*Records contained in a dataset*.

──────

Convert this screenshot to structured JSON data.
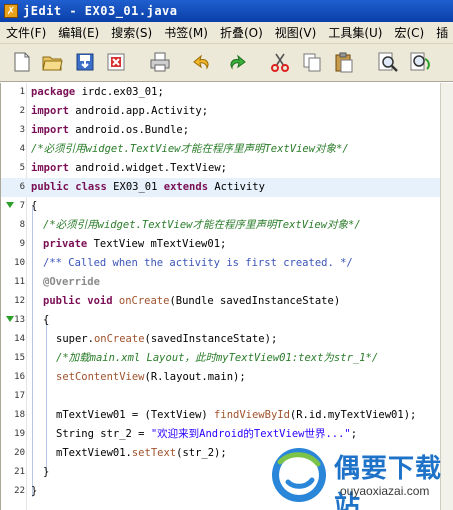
{
  "window": {
    "title": "jEdit - EX03_01.java",
    "icon": "jedit-app-icon"
  },
  "menu": [
    "文件(F)",
    "编辑(E)",
    "搜索(S)",
    "书签(M)",
    "折叠(O)",
    "视图(V)",
    "工具集(U)",
    "宏(C)",
    "插"
  ],
  "toolbar": [
    "new-file-icon",
    "open-folder-icon",
    "save-icon",
    "close-icon",
    "print-icon",
    "undo-icon",
    "redo-icon",
    "cut-icon",
    "copy-icon",
    "paste-icon",
    "find-icon",
    "find-replace-icon"
  ],
  "code": {
    "l1": {
      "n": "1",
      "a": "package",
      "b": " irdc.ex03_01;"
    },
    "l2": {
      "n": "2",
      "a": "import",
      "b": " android.app.Activity;"
    },
    "l3": {
      "n": "3",
      "a": "import",
      "b": " android.os.Bundle;"
    },
    "l4": {
      "n": "4",
      "c": "/*必须引用widget.TextView才能在程序里声明TextView对象*/"
    },
    "l5": {
      "n": "5",
      "a": "import",
      "b": " android.widget.TextView;"
    },
    "l6": {
      "n": "6",
      "a": "public class",
      "b": " EX03_01 ",
      "k": "extends",
      "d": " Activity"
    },
    "l7": {
      "n": "7",
      "b": "{"
    },
    "l8": {
      "n": "8",
      "c": "/*必须引用widget.TextView才能在程序里声明TextView对象*/"
    },
    "l9": {
      "n": "9",
      "a": "private",
      "b": " TextView mTextView01;"
    },
    "l10": {
      "n": "10",
      "c": "/** Called when the activity is first created. */"
    },
    "l11": {
      "n": "11",
      "an": "@Override"
    },
    "l12": {
      "n": "12",
      "a": "public void",
      "f": " onCreate",
      "b": "(Bundle savedInstanceState)"
    },
    "l13": {
      "n": "13",
      "b": "{"
    },
    "l14": {
      "n": "14",
      "b0": "super.",
      "f": "onCreate",
      "b": "(savedInstanceState);"
    },
    "l15": {
      "n": "15",
      "c": "/*加载main.xml Layout，此时myTextView01:text为str_1*/"
    },
    "l16": {
      "n": "16",
      "f": "setContentView",
      "b": "(R.layout.main);"
    },
    "l17": {
      "n": "17"
    },
    "l18": {
      "n": "18",
      "b0": "mTextView01 = (TextView) ",
      "f": "findViewById",
      "b": "(R.id.myTextView01);"
    },
    "l19": {
      "n": "19",
      "b0": "String str_2 = ",
      "s": "\"欢迎来到Android的TextView世界...\"",
      "b": ";"
    },
    "l20": {
      "n": "20",
      "b0": "mTextView01.",
      "f": "setText",
      "b": "(str_2);"
    },
    "l21": {
      "n": "21",
      "b": "}"
    },
    "l22": {
      "n": "22",
      "b": "}"
    }
  },
  "watermark": {
    "title": "偶要下载站",
    "url": "ouyaoxiazai.com"
  }
}
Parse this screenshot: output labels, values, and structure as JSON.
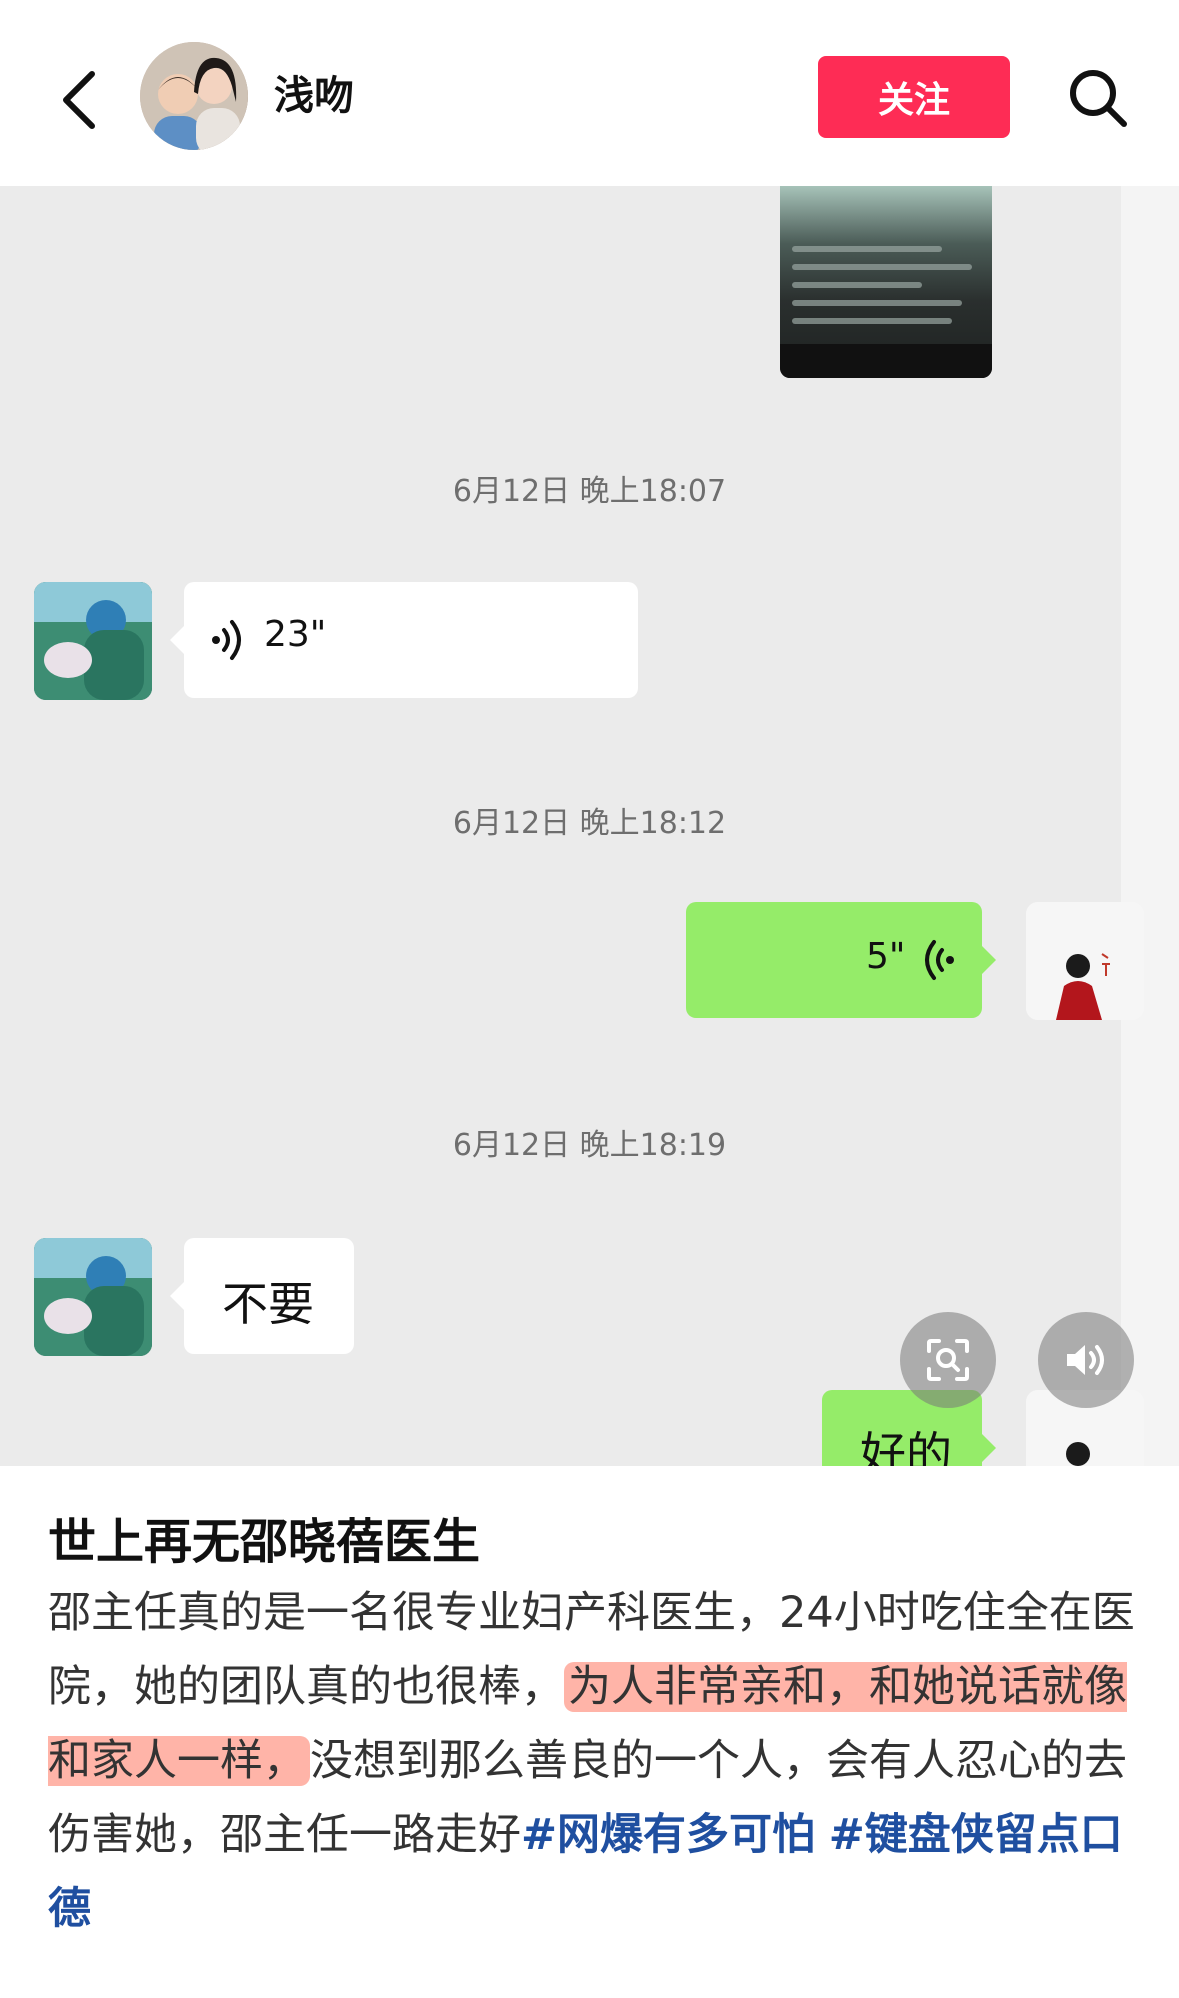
{
  "header": {
    "name": "浅吻",
    "follow_label": "关注",
    "icons": [
      "back-chevron-icon",
      "search-icon"
    ]
  },
  "chat": {
    "timestamps": [
      "6月12日 晚上18:07",
      "6月12日 晚上18:12",
      "6月12日 晚上18:19"
    ],
    "messages": [
      {
        "sender": "peer",
        "type": "voice",
        "duration": "23\""
      },
      {
        "sender": "self",
        "type": "voice",
        "duration": "5\""
      },
      {
        "sender": "peer",
        "type": "text",
        "text": "不要"
      },
      {
        "sender": "self",
        "type": "text",
        "text": "好的"
      }
    ],
    "colors": {
      "self_bubble": "#95ec69",
      "peer_bubble": "#ffffff",
      "background": "#ebebeb"
    },
    "float_icons": [
      "image-search-icon",
      "volume-icon"
    ]
  },
  "post": {
    "title": "世上再无邵晓蓓医生",
    "body_before": "邵主任真的是一名很专业妇产科医生，24小时吃住全在医院，她的团队真的也很棒，",
    "highlight": "为人非常亲和，和她说话就像和家人一样，",
    "body_after": "没想到那么善良的一个人，会有人忍心的去伤害她，邵主任一路走好",
    "hashtags": [
      "#网爆有多可怕",
      "#键盘侠留点口德"
    ],
    "colors": {
      "highlight": "#ffb4a8",
      "hashtag": "#1f4fa0",
      "follow": "#fe2c55"
    }
  }
}
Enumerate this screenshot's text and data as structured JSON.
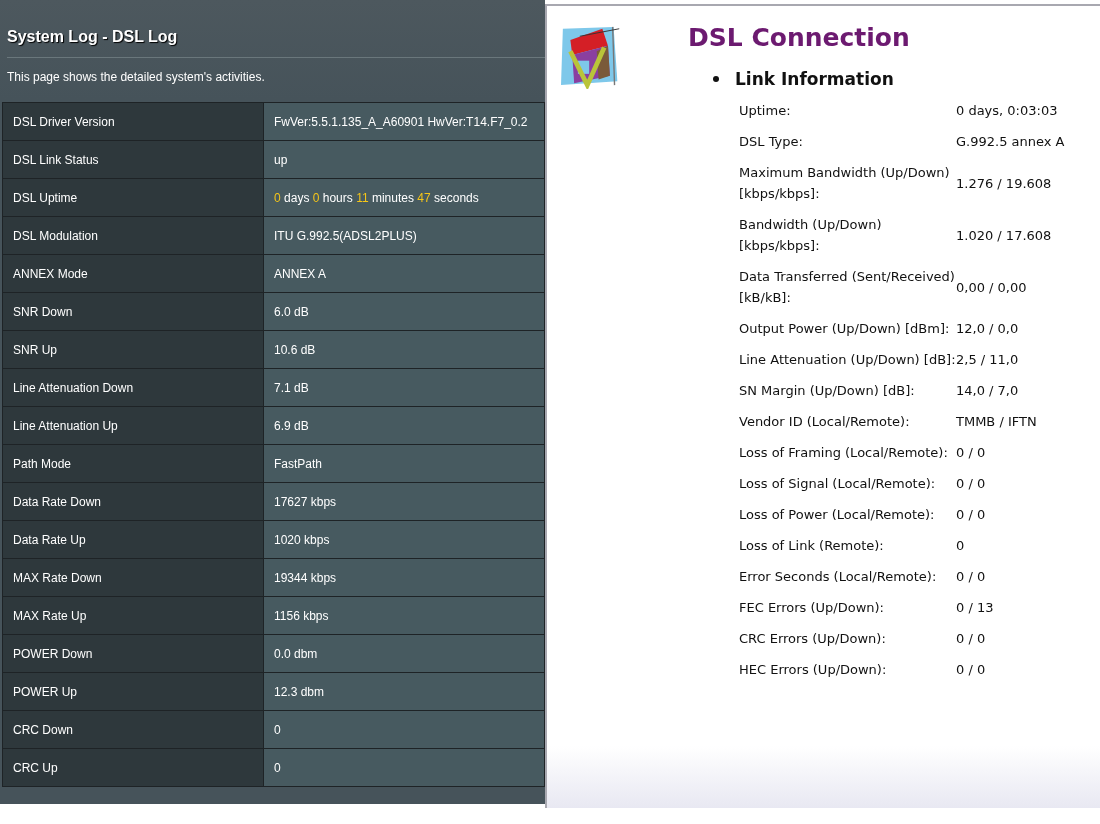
{
  "system_log": {
    "title": "System Log - DSL Log",
    "description": "This page shows the detailed system's activities.",
    "rows": [
      {
        "kind": "plain",
        "label": "DSL Driver Version",
        "value": "FwVer:5.5.1.135_A_A60901 HwVer:T14.F7_0.2"
      },
      {
        "kind": "plain",
        "label": "DSL Link Status",
        "value": "up"
      },
      {
        "kind": "parts",
        "label": "DSL Uptime",
        "parts": [
          {
            "text": "0",
            "highlight": true
          },
          {
            "text": "days",
            "highlight": false
          },
          {
            "text": "0",
            "highlight": true
          },
          {
            "text": "hours",
            "highlight": false
          },
          {
            "text": "11",
            "highlight": true
          },
          {
            "text": "minutes",
            "highlight": false
          },
          {
            "text": "47",
            "highlight": true
          },
          {
            "text": "seconds",
            "highlight": false
          }
        ]
      },
      {
        "kind": "plain",
        "label": "DSL Modulation",
        "value": "ITU G.992.5(ADSL2PLUS)"
      },
      {
        "kind": "plain",
        "label": "ANNEX Mode",
        "value": "ANNEX A"
      },
      {
        "kind": "plain",
        "label": "SNR Down",
        "value": "6.0 dB"
      },
      {
        "kind": "plain",
        "label": "SNR Up",
        "value": "10.6 dB"
      },
      {
        "kind": "plain",
        "label": "Line Attenuation Down",
        "value": "7.1 dB"
      },
      {
        "kind": "plain",
        "label": "Line Attenuation Up",
        "value": "6.9 dB"
      },
      {
        "kind": "plain",
        "label": "Path Mode",
        "value": "FastPath"
      },
      {
        "kind": "plain",
        "label": "Data Rate Down",
        "value": "17627 kbps"
      },
      {
        "kind": "plain",
        "label": "Data Rate Up",
        "value": "1020 kbps"
      },
      {
        "kind": "plain",
        "label": "MAX Rate Down",
        "value": "19344 kbps"
      },
      {
        "kind": "plain",
        "label": "MAX Rate Up",
        "value": "1156 kbps"
      },
      {
        "kind": "plain",
        "label": "POWER Down",
        "value": "0.0 dbm"
      },
      {
        "kind": "plain",
        "label": "POWER Up",
        "value": "12.3 dbm"
      },
      {
        "kind": "plain",
        "label": "CRC Down",
        "value": "0"
      },
      {
        "kind": "plain",
        "label": "CRC Up",
        "value": "0"
      }
    ]
  },
  "dsl_connection": {
    "title": "DSL Connection",
    "section": "Link Information",
    "items": [
      {
        "label": "Uptime:",
        "value": "0 days, 0:03:03"
      },
      {
        "label": "DSL Type:",
        "value": "G.992.5 annex A"
      },
      {
        "label": "Maximum Bandwidth (Up/Down) [kbps/kbps]:",
        "value": "1.276 / 19.608"
      },
      {
        "label": "Bandwidth (Up/Down) [kbps/kbps]:",
        "value": "1.020 / 17.608"
      },
      {
        "label": "Data Transferred (Sent/Received) [kB/kB]:",
        "value": "0,00 / 0,00"
      },
      {
        "label": "Output Power (Up/Down) [dBm]:",
        "value": "12,0 / 0,0"
      },
      {
        "label": "Line Attenuation (Up/Down) [dB]:",
        "value": "2,5 / 11,0"
      },
      {
        "label": "SN Margin (Up/Down) [dB]:",
        "value": "14,0 / 7,0"
      },
      {
        "label": "Vendor ID (Local/Remote):",
        "value": "TMMB / IFTN"
      },
      {
        "label": "Loss of Framing (Local/Remote):",
        "value": "0 / 0"
      },
      {
        "label": "Loss of Signal (Local/Remote):",
        "value": "0 / 0"
      },
      {
        "label": "Loss of Power (Local/Remote):",
        "value": "0 / 0"
      },
      {
        "label": "Loss of Link (Remote):",
        "value": "0"
      },
      {
        "label": "Error Seconds (Local/Remote):",
        "value": "0 / 0"
      },
      {
        "label": "FEC Errors (Up/Down):",
        "value": "0 / 13"
      },
      {
        "label": "CRC Errors (Up/Down):",
        "value": "0 / 0"
      },
      {
        "label": "HEC Errors (Up/Down):",
        "value": "0 / 0"
      }
    ]
  }
}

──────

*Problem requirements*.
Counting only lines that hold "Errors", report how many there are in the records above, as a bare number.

*Worked solution*.
3